Just ran across a recent blog post from writing expert/instructor L Michelle Baker, PhD on active vs. passive sentence construction.
Like most versatile, creative writers, she advocates using both the active and the passive voice, depending on what you need to make the information clear, and the cadence and rhythm engaging. But she also suggests that passive sentences can be a deliberate way to evade responsibility.
We’ve all seen it in the corporate-speak memos from HR where such phrases as, “Employees are now expected to,” or “The new policy is designed to …” No one really wants to identify the bad guy here — which is, obviously, “we, the company management”.
Or as Ms. Baker puts it in her post: “When the passive becomes problematic it is because the agent disappears in some way that feels uncomfortable to the reader.” She offers two example sentences derived from the many “beasts” she had a hand in creating as an accountant during the dot.com bubble. (That was before she went to graduate school to study English.) To wit:

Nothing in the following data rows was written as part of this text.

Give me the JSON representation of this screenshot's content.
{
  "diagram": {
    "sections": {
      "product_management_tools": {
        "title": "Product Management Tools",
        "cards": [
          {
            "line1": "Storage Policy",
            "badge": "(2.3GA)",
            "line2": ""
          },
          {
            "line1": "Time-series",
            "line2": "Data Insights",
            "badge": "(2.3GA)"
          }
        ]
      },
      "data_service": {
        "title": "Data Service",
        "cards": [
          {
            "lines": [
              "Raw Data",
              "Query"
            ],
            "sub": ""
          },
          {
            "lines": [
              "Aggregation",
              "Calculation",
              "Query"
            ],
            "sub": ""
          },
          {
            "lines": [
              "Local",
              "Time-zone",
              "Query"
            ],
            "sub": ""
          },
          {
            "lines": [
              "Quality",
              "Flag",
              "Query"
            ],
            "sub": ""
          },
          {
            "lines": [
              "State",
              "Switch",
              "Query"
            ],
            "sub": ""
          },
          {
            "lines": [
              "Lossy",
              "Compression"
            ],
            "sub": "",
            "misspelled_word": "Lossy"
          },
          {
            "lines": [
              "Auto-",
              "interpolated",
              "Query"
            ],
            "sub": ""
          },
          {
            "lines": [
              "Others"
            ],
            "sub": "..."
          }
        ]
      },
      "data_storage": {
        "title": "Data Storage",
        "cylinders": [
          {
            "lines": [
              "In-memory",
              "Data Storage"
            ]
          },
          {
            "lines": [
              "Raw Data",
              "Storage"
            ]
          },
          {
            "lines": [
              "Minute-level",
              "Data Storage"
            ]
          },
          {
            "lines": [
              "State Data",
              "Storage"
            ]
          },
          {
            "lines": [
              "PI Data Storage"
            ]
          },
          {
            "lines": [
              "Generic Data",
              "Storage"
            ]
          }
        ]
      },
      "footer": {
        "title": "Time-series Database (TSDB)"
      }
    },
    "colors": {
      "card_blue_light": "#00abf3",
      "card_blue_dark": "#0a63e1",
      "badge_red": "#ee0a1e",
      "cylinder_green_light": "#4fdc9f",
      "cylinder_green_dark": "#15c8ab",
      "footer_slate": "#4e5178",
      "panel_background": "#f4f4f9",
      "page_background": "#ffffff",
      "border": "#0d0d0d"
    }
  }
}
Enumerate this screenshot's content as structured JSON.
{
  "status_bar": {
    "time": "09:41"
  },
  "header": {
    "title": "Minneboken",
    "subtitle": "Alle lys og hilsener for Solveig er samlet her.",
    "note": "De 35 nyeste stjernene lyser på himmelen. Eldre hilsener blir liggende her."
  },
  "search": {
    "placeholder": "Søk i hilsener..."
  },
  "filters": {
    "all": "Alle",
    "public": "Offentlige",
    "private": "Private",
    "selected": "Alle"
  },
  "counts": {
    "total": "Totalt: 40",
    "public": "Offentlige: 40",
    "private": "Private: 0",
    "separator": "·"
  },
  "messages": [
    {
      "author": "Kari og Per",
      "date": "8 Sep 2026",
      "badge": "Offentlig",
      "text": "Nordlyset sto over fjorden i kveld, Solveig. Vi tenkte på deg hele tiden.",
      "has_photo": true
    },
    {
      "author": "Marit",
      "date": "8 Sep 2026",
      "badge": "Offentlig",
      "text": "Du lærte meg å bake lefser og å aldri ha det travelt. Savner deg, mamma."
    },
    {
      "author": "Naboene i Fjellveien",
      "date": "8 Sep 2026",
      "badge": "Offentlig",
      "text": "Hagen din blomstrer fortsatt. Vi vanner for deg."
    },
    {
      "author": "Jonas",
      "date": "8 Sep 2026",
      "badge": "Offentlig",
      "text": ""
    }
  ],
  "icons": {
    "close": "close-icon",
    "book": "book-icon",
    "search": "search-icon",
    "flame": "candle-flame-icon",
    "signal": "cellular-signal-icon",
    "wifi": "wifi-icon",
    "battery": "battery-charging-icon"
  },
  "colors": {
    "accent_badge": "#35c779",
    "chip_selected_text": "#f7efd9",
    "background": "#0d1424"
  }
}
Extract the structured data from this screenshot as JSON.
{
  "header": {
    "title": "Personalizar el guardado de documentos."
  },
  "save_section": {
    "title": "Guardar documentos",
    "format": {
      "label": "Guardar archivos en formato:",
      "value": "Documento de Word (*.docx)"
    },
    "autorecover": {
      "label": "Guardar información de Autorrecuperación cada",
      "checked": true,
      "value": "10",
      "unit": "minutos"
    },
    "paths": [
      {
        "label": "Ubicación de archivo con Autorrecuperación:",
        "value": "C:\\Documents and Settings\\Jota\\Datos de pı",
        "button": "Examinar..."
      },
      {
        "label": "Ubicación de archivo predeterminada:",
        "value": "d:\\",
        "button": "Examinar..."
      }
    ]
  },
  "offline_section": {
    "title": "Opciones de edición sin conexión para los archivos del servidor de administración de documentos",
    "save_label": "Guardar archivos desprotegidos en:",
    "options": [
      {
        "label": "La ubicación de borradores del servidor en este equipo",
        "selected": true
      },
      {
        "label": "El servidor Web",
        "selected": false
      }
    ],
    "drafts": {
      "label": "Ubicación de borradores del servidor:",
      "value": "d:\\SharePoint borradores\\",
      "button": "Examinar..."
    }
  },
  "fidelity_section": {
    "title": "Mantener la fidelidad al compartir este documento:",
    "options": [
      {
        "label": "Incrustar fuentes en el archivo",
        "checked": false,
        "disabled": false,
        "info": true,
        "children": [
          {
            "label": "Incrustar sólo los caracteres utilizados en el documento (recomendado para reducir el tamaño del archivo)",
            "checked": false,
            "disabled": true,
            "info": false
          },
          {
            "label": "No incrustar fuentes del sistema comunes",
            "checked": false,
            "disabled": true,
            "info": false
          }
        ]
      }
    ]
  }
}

–Contracts with key employees have not been signed.
–Cash is hemorrhaging at an alarming rate.
Commenting on the above, she explains how writers use passive sentence structures to side step responsibility:
“The first of those sentences is indeed in the passive voice. The agent of the action – whoever should have been signing those contracts – is not in the sentence. And the reason is obvious. Why didn’t we say “we”? Well because then someone would have to take responsibility for this omission …”
“But the second sentence – that’s written in the present progressive. The agent of that action is cash. Still, the sentence is elusive, because someone is allowing that to happen, and that someone has not been named.”
Baker’s conclusion: “… there are all kinds of ways to evade responsibility. The passive voice is just one of them.” So, she says, “Let’s keep all of what we write responsible. We do that by using the active voice … and by keeping subjects and verbs close together. When we know the agent of the action, and when that agent matters, name it. Employ the active or the passive in a way that lends rhythm, passion, and purpose to your language.”
Thanks L. Michelle. I couldn’t have said it better!